As you travel through levels, you’ll find secret paths that can lead to a hidden sub weapon (one per stage). Each of these weapons cost MP, which can be increased in town for a fee. If you miss them in the stage, you can buy them for a larger fee in town when you’ve completed the stage. They provide a huge amount of variety in gameplay. One item, for example, lets you soar forward in a level. Another gives you three seconds of invincibility. Another still lets you shoot fireballs at enemies. There is a lot of diversity, and all with maybe one or two exceptions are useful. These sub weapons are particularly fun to play with in the game’s new game + mode as you can replay harder versions of the stages with far more tools at your disposal than the first time through.
One of the highlights of the game are definitely the bosses. Taking a distinct page from Mega Man, each boss is oozing in charm and every one of them involves a fun and challenging pattern to master. You have some, like Plague Knight, who will run around the stage, nimbly avoiding you as they rain dire alchemic potions upon you. Others, like Spectre Knight will fly above you, slashing you with their mighty scythe. No two Knights play out the same, and each of them is a ball to play, especially when you get to the harder new game + and they are tough enough to weather some of the more cheap tactics in the game. The bosses are one of the big reasons the game is so effective because, despite taking the idea from Mega Man, each boss fills the game with charm and interesting characters. This is one of the key elements of the game that let it fly as high as the games it imitates.

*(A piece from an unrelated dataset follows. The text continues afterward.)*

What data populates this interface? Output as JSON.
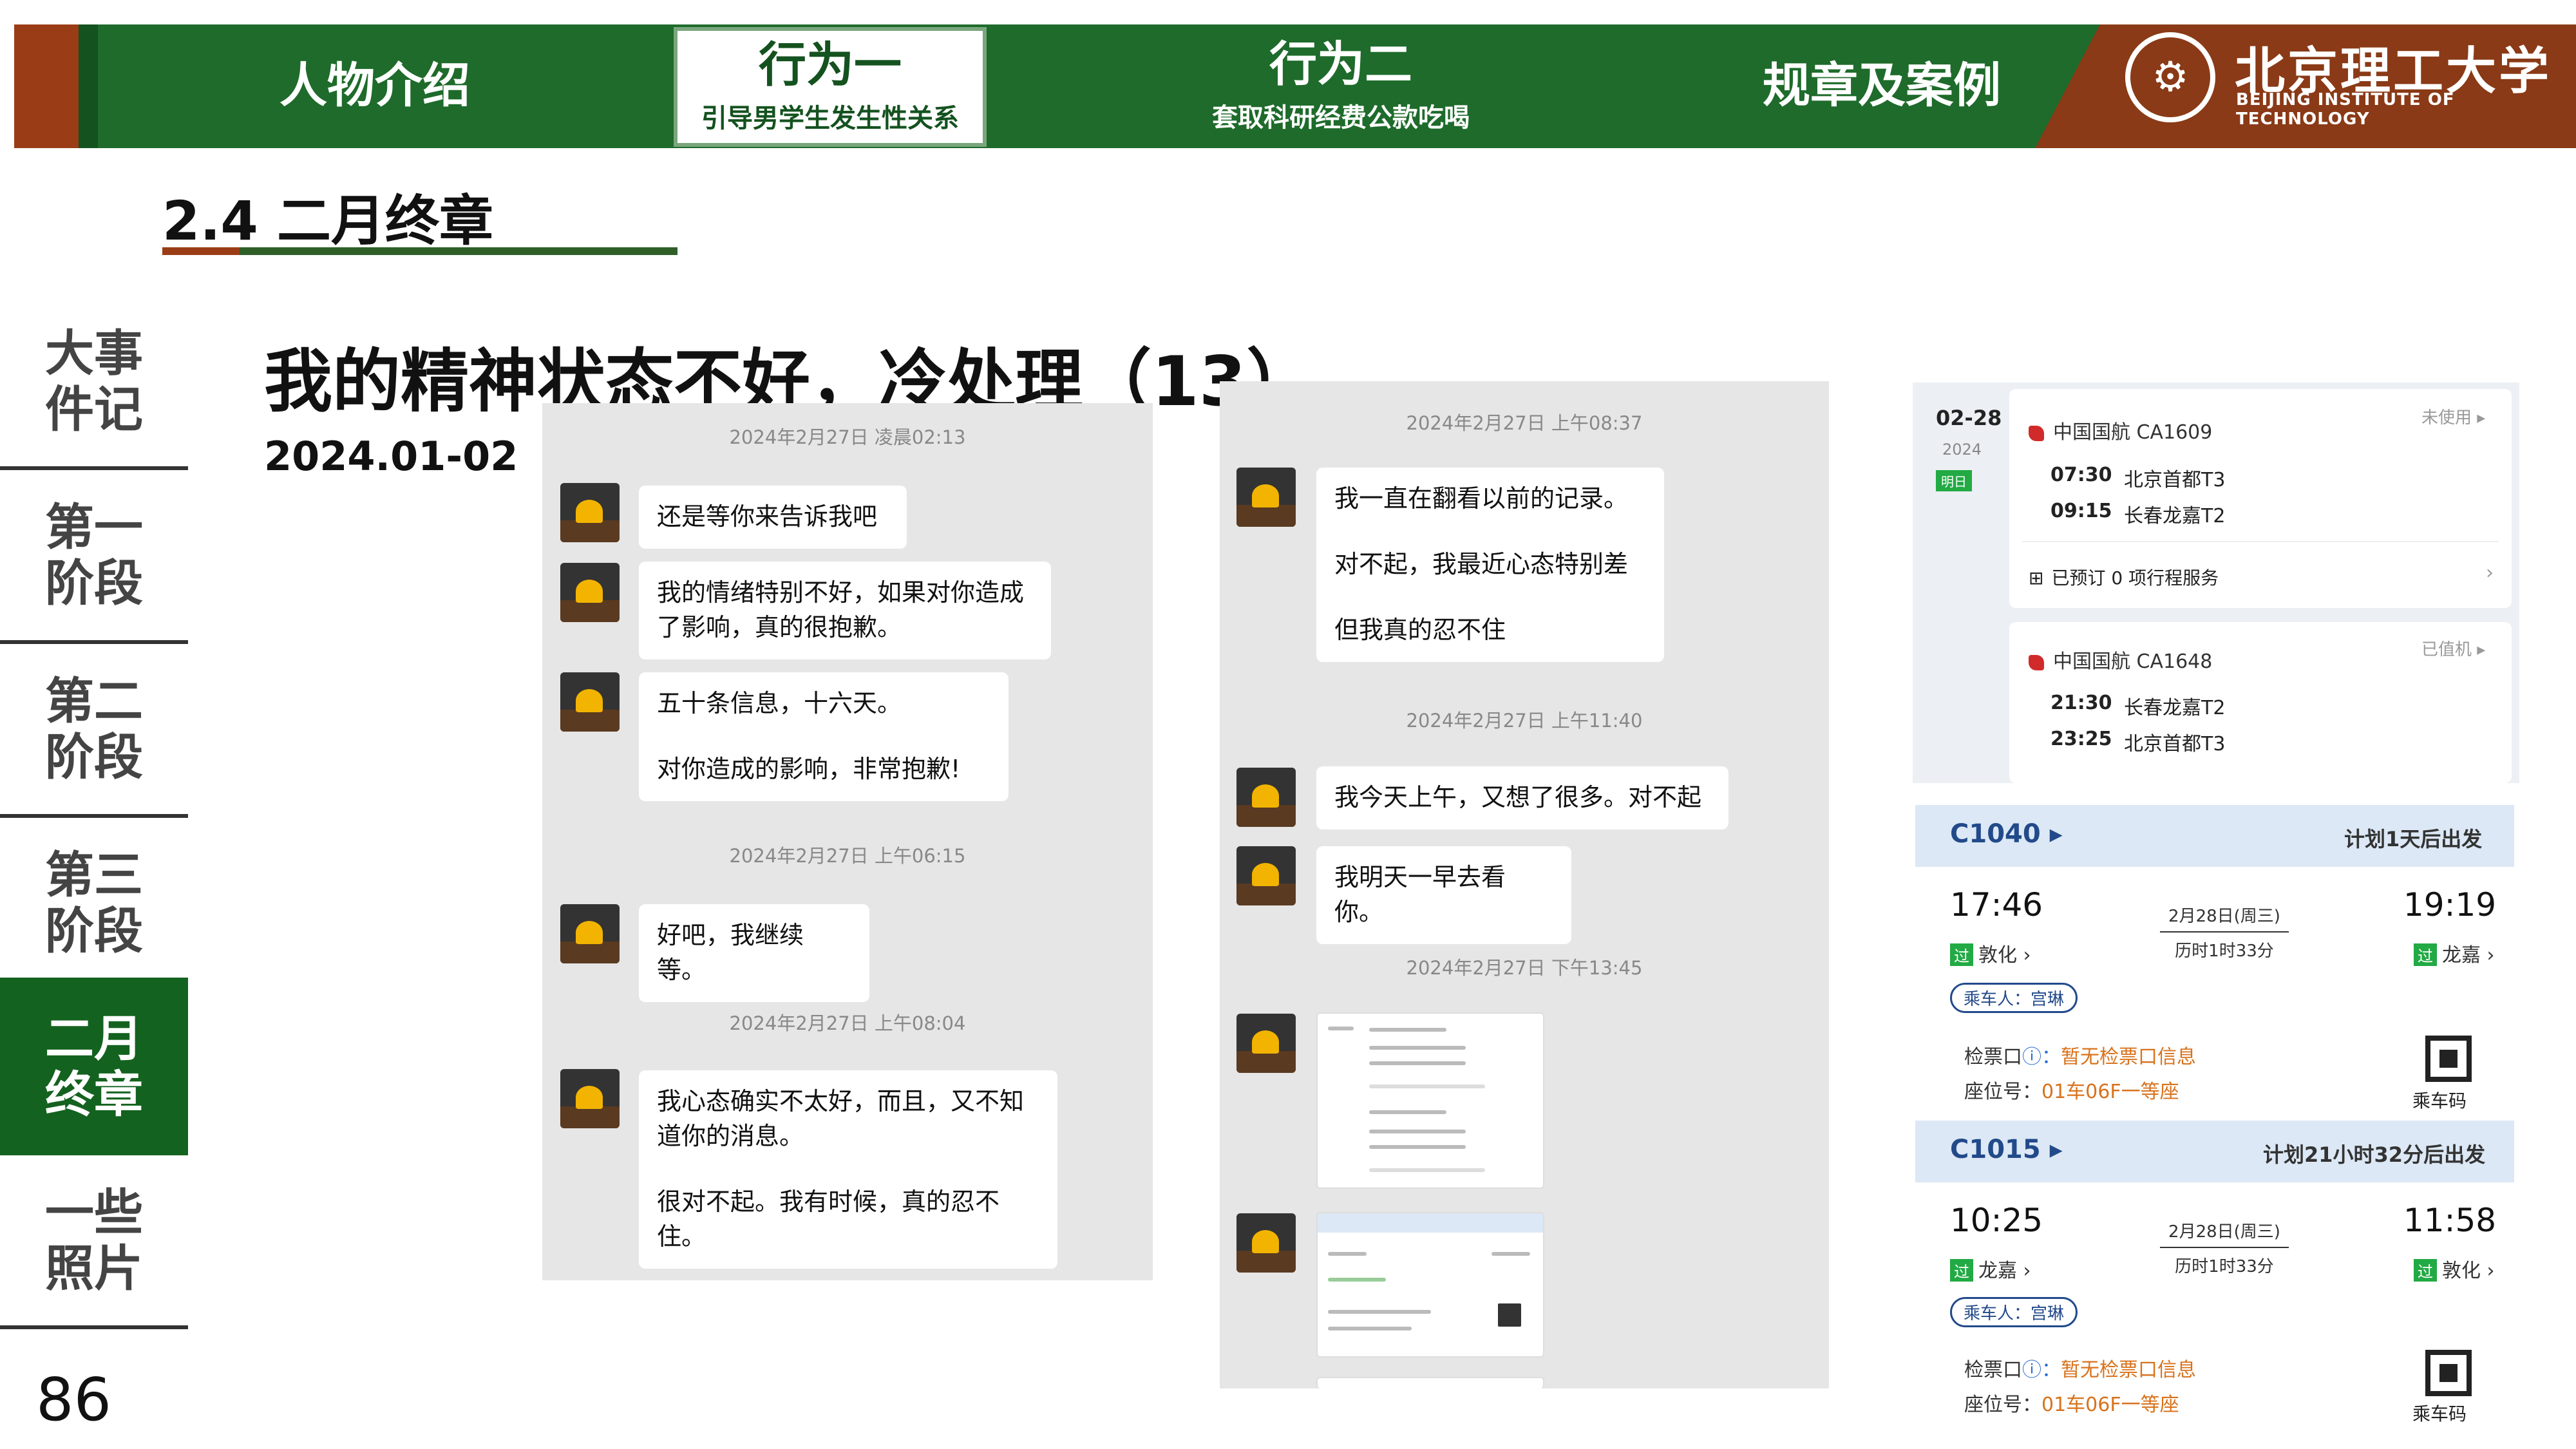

The game’s level design is, in a word, excellent. There are tons of details to be found in each stage. Along Shovel Knight’s gallant path to the boss’ lair, there will be traps, enemies and scores of secrets. Some lead to new sub weapons as mentioned above, others simply lead to a cache of treasure, or a sheet of music, which lets you replay some of the game’s great tracks while you’re in town. Detail doesn’t stop at gameplay, however. Each stage is thematically appropriate to the Knight. Polar Knight has a predictably icy home. Propeller Knight, it wouldn’t surprise, likes to live in the heights of the sky. Others are less predictable such as Treasure Knight, who lives in the body of a giant mechanical whale. Notwithstanding, each level looks amazing, surpassing the style and substance of games that are cherished classics.

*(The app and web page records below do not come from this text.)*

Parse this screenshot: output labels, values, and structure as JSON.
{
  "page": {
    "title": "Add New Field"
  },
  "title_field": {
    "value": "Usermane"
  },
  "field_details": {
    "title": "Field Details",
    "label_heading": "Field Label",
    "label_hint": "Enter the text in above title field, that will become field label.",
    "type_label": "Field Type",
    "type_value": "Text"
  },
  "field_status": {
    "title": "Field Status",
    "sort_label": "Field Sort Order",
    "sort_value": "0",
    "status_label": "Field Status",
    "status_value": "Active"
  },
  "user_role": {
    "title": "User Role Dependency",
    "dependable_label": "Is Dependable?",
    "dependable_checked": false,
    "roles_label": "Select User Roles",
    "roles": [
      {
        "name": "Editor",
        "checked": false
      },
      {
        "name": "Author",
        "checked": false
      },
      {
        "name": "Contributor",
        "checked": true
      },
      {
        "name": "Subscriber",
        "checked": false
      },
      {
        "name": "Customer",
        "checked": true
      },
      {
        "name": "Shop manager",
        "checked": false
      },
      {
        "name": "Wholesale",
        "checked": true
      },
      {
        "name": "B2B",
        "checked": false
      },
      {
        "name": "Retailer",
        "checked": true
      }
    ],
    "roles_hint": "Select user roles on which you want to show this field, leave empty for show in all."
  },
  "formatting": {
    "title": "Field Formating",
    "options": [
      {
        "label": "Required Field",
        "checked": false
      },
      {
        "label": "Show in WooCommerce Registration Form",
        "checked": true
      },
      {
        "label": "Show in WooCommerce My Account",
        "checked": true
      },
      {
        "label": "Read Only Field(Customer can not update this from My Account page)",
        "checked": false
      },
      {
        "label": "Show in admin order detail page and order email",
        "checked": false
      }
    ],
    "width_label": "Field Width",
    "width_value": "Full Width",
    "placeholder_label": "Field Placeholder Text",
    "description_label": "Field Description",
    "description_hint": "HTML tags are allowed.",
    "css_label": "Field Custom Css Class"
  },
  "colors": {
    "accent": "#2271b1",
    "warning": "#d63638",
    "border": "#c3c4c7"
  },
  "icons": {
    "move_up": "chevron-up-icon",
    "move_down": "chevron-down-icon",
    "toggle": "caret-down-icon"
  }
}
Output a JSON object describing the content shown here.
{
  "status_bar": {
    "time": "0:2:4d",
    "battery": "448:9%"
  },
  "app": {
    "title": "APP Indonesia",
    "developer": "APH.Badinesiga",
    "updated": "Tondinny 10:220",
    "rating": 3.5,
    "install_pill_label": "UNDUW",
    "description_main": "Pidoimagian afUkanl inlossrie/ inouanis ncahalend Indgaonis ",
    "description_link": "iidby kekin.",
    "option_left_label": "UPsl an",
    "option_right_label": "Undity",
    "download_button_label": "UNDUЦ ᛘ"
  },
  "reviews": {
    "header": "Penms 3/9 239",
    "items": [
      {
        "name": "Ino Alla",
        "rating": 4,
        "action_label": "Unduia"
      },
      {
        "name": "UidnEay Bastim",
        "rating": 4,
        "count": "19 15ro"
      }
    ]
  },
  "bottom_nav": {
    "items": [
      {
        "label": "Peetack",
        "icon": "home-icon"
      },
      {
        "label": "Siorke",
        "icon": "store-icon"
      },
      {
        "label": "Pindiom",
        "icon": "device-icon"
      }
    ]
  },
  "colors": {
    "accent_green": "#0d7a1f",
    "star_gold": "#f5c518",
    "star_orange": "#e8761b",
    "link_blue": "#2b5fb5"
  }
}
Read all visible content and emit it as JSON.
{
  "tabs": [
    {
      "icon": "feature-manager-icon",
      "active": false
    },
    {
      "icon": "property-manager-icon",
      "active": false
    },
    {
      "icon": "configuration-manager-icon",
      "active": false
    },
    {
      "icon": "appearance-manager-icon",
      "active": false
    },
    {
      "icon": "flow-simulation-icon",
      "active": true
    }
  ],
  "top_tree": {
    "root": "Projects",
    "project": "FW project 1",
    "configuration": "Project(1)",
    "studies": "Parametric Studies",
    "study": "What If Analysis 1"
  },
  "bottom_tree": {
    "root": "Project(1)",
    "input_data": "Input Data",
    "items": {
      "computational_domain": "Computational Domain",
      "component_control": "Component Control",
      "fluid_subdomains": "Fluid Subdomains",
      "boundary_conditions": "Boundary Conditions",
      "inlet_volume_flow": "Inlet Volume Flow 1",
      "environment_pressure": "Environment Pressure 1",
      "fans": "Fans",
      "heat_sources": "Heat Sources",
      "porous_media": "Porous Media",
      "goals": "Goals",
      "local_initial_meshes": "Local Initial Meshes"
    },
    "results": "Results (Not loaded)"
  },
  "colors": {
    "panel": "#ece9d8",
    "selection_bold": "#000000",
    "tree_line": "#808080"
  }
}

Also charming is the game’s soundtrack. If you have any fondness for the great tracks found in old NES games, particularly Castlevania, Duck Tales, and Mega Man, you’ll instantly fall in love with what Yacht Club put together for the game. Each level has its unique theme, which fits perfectly with the level and boss Knight’s schtick. It has been awhile since I’ve heard 8-bit music that managed to be as addictive and charming as in Shovel Knight, and it goes to show that there’s still a lot left to hear from this style.
What this combination of characteristics leaves us with is a game I wholeheartedly recommend. It is just as good as some of the great games those of us who grew up with 8 and 16-bit games played when we were children. Every element strikes true and strikes hard. If you hate, or distrust indie games, Shovel Knight may be the one to change your mind.
– Mistranslations for the Modern Gamer